§ What you will do: Determine how many lines in the listing contain the string "agosto"; respond with the number alone.

§ Provided information:
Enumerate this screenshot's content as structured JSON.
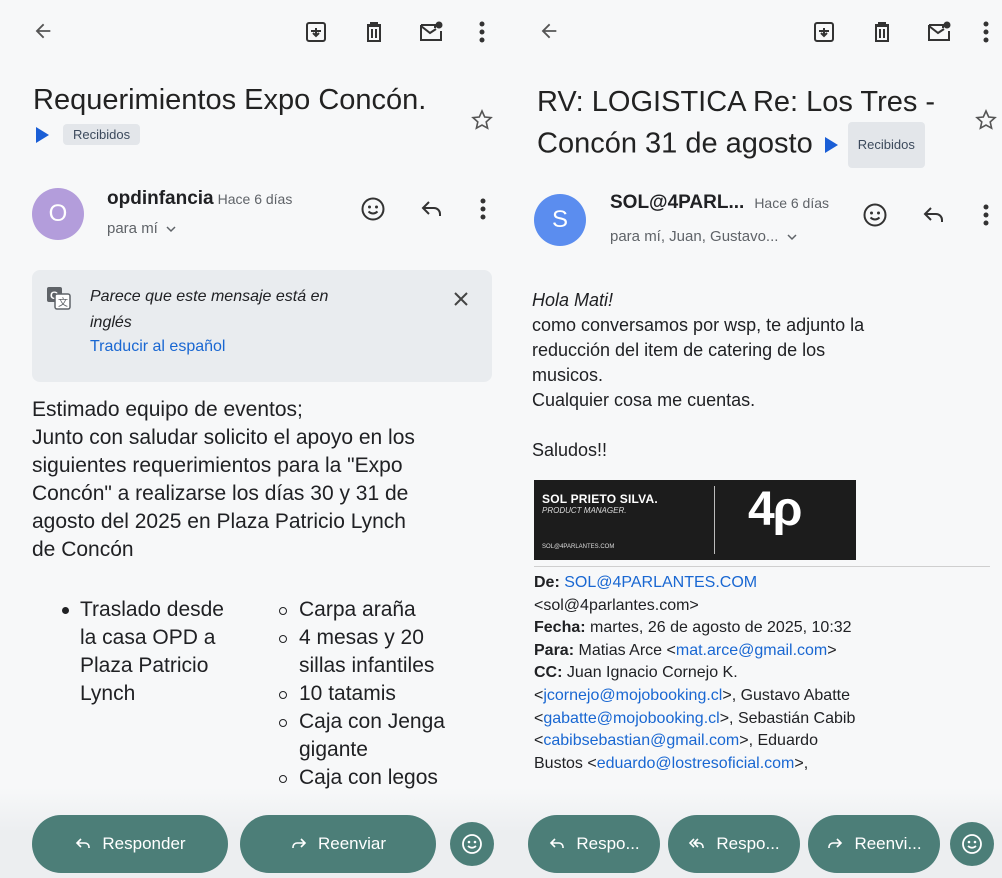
{
  "left": {
    "subject": "Requerimientos Expo Concón.",
    "label": "Recibidos",
    "sender": {
      "initial": "O",
      "name": "opdinfancia",
      "time": "Hace 6 días",
      "recipients": "para mí"
    },
    "translate": {
      "message_line1": "Parece que este mensaje está en",
      "message_line2": "inglés",
      "action": "Traducir al español"
    },
    "body": {
      "line1": "Estimado equipo de eventos;",
      "line2": "Junto con saludar solicito el apoyo en los",
      "line3": "siguientes requerimientos para la \"Expo",
      "line4": "Concón\" a realizarse los días 30 y 31 de",
      "line5": "agosto del 2025 en Plaza Patricio Lynch",
      "line6": "de Concón"
    },
    "list": {
      "bullet_l1": "Traslado desde",
      "bullet_l2": "la casa OPD a",
      "bullet_l3": "Plaza Patricio",
      "bullet_l4": "Lynch",
      "sub1": "Carpa araña",
      "sub2_l1": "4 mesas y 20",
      "sub2_l2": "sillas infantiles",
      "sub3": "10 tatamis",
      "sub4_l1": "Caja con Jenga",
      "sub4_l2": "gigante",
      "sub5": "Caja con legos"
    },
    "actions": {
      "reply": "Responder",
      "forward": "Reenviar"
    }
  },
  "right": {
    "subject_line1": "RV: LOGISTICA Re: Los Tres -",
    "subject_line2": "Concón 31 de agosto",
    "label": "Recibidos",
    "sender": {
      "initial": "S",
      "name": "SOL@4PARL...",
      "time": "Hace 6 días",
      "recipients": "para mí, Juan, Gustavo..."
    },
    "body": {
      "greeting": "Hola Mati!",
      "line1": "como conversamos por wsp, te adjunto la",
      "line2": "reducción del item de catering de los",
      "line3": "musicos.",
      "line4": "Cualquier cosa me cuentas.",
      "closing": "Saludos!!"
    },
    "signature": {
      "name": "SOL PRIETO SILVA.",
      "role": "PRODUCT MANAGER.",
      "email": "SOL@4PARLANTES.COM",
      "logo": "4ρ"
    },
    "forwarded": {
      "from_label": "De:",
      "from_value": "SOL@4PARLANTES.COM",
      "from_email": "<sol@4parlantes.com>",
      "date_label": "Fecha:",
      "date_value": "martes, 26 de agosto de 2025, 10:32",
      "to_label": "Para:",
      "to_name": "Matias Arce <",
      "to_email": "mat.arce@gmail.com",
      "to_end": ">",
      "cc_label": "CC:",
      "cc_1_name": "Juan Ignacio Cornejo K.",
      "cc_1_open": "<",
      "cc_1_email": "jcornejo@mojobooking.cl",
      "cc_1_close": ">, Gustavo Abatte",
      "cc_2_open": "<",
      "cc_2_email": "gabatte@mojobooking.cl",
      "cc_2_close": ">, Sebastián Cabib",
      "cc_3_open": "<",
      "cc_3_email": "cabibsebastian@gmail.com",
      "cc_3_close": ">, Eduardo",
      "cc_4_name": "Bustos <",
      "cc_4_email": "eduardo@lostresoficial.com",
      "cc_4_close": ">,"
    },
    "actions": {
      "reply": "Respo...",
      "reply_all": "Respo...",
      "forward": "Reenvi..."
    }
  },
  "colors": {
    "accent_button": "#4c7e78",
    "link": "#1967d2",
    "label_arrow": "#1a5ed6",
    "avatar_left": "#b39ddb",
    "avatar_right": "#5b8def"
  },
  "icons": [
    "back-arrow-icon",
    "archive-icon",
    "trash-icon",
    "mark-unread-icon",
    "more-vert-icon",
    "star-icon",
    "emoji-icon",
    "reply-icon",
    "translate-icon",
    "close-icon",
    "reply-all-icon",
    "forward-icon"
  ]
}
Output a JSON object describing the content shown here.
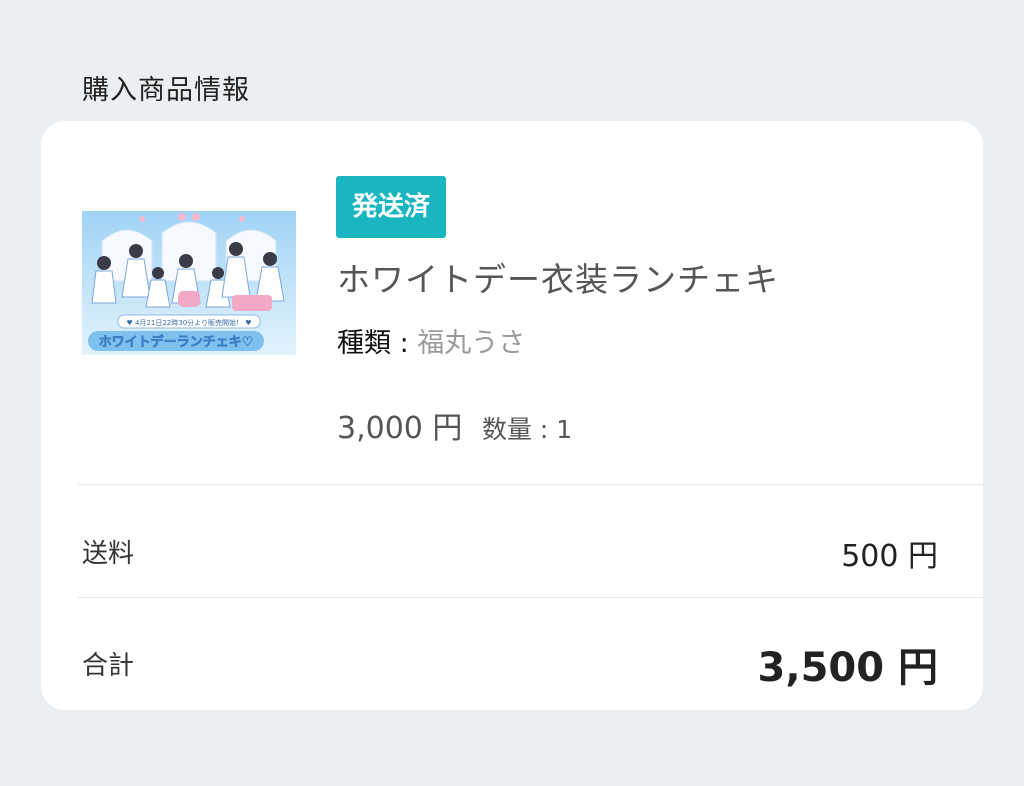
{
  "section_title": "購入商品情報",
  "item": {
    "status": "発送済",
    "name": "ホワイトデー衣装ランチェキ",
    "variant_label": "種類 :",
    "variant_value": "福丸うさ",
    "price": "3,000 円",
    "quantity_text": "数量 : 1",
    "thumbnail": {
      "banner_date_text": "♥ 4月21日22時30分より販売開始！ ♥",
      "banner_title": "ホワイトデーランチェキ♡"
    }
  },
  "shipping": {
    "label": "送料",
    "value": "500 円"
  },
  "total": {
    "label": "合計",
    "value": "3,500 円"
  },
  "colors": {
    "background": "#eceff1",
    "card": "#ffffff",
    "badge": "#19b6c1",
    "divider": "#e6e6e6"
  }
}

§ Answer below: 3